Anchor Bay Entertainment released the entire series on DVD in Region 1. The first season of Sledge Hammer! was released on DVD on July 27, 2004. The laugh track, which the network had insisted on including on the pilot and first 12 episodes, is removed on the DVD version, for which Spencer hired an experienced sound designer. The DVD features a documentary on the series featuring interviews by Spencer, David Rasche, Anne-Marie Martin and Harrison Page. The DVD also includes an unaired version of the pilot that runs several minutes longer and has a different ending and theme music. An earthquake hit while Spencer was recording commentary for one of the DVDs; the tape kept rolling during the event and was included on the DVD, leaving viewers wondering whether the earthquake was real. The second season was released on DVD on April 12, 2005; the commentary on the final episode ended with Spencer, again, being caught in another earthquake, this time with sound effects and a convenient cliffhanger. As of 2010, these releases have been discontinued and are out of print.

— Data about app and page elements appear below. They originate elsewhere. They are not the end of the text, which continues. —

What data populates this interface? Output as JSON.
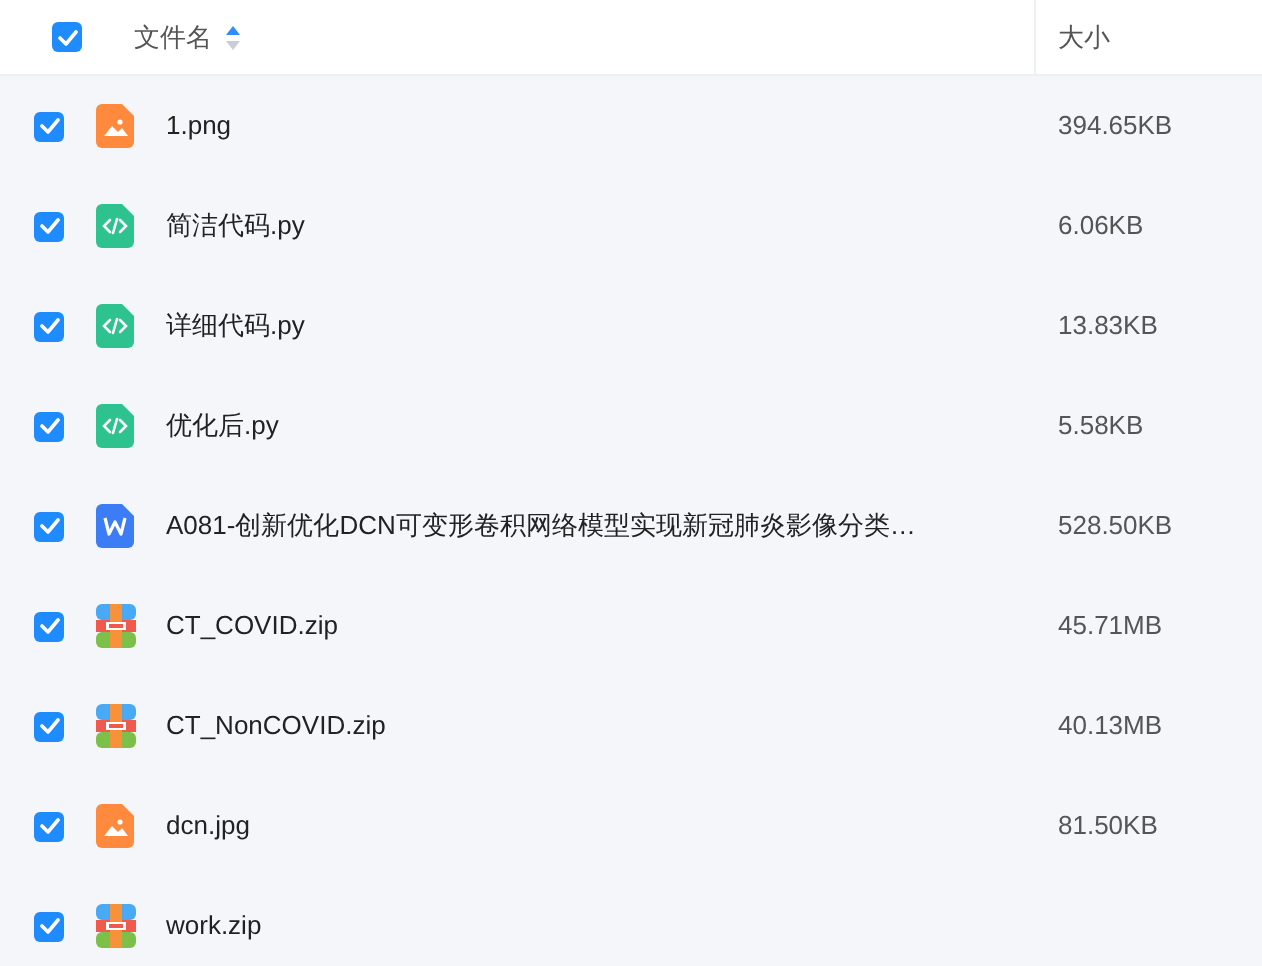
{
  "header": {
    "select_all_checked": true,
    "name_column": "文件名",
    "size_column": "大小"
  },
  "files": [
    {
      "name": "1.png",
      "size": "394.65KB",
      "kind": "image",
      "checked": true
    },
    {
      "name": "简洁代码.py",
      "size": "6.06KB",
      "kind": "code",
      "checked": true
    },
    {
      "name": "详细代码.py",
      "size": "13.83KB",
      "kind": "code",
      "checked": true
    },
    {
      "name": "优化后.py",
      "size": "5.58KB",
      "kind": "code",
      "checked": true
    },
    {
      "name": "A081-创新优化DCN可变形卷积网络模型实现新冠肺炎影像分类…",
      "size": "528.50KB",
      "kind": "doc",
      "checked": true
    },
    {
      "name": "CT_COVID.zip",
      "size": "45.71MB",
      "kind": "zip",
      "checked": true
    },
    {
      "name": "CT_NonCOVID.zip",
      "size": "40.13MB",
      "kind": "zip",
      "checked": true
    },
    {
      "name": "dcn.jpg",
      "size": "81.50KB",
      "kind": "image",
      "checked": true
    },
    {
      "name": "work.zip",
      "kind": "zip",
      "checked": true
    }
  ]
}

On September 6, 2011, it was announced that Image Entertainment has acquired the rights to the series. It was subsequently announced that they will release Sledge Hammer!- The Complete Series on DVD in Region 1 on December 13, 2011. The set will not feature the documentary, commentaries, the uncut pilot (the broadcast version is used) and other bonus features from the Anchor Bay release.
|DVD Name||Ep #||Release Date|
|Season 1||22||July 27, 2004|
|Season 2||19||April 12, 2005|
|Complete Series||41||December 13, 2011|
- O'Connor, John. (September 23, 1986) "2 New Series, 'Matlock' and 'Sledge Hammer'". The New York Times. Page C18
- Shales, Tom. (September 14, 1986) "FALL TV: The Perils and the Programs". The Washington Post. Page G1
- The Official Sledge Hammer! Website – Wild About Hammer
- (Japanese)"俺がハマーだ!" Sledge Hammer! DVD box released in Japan (Date: 21 October 2005) With 俺がハマーだ! transliterated as "I am hammer!"
- TV Shows on DVD - Sledge Hammer!: The Complete Series
|Wikiquote has a collection of quotations related to: Sledge Hammer!|
- Sledge Hammer! Online – Alan Spencer's official site
- Sledge Hammer! at the Internet Movie Database
- Sledge Hammer! at TV.com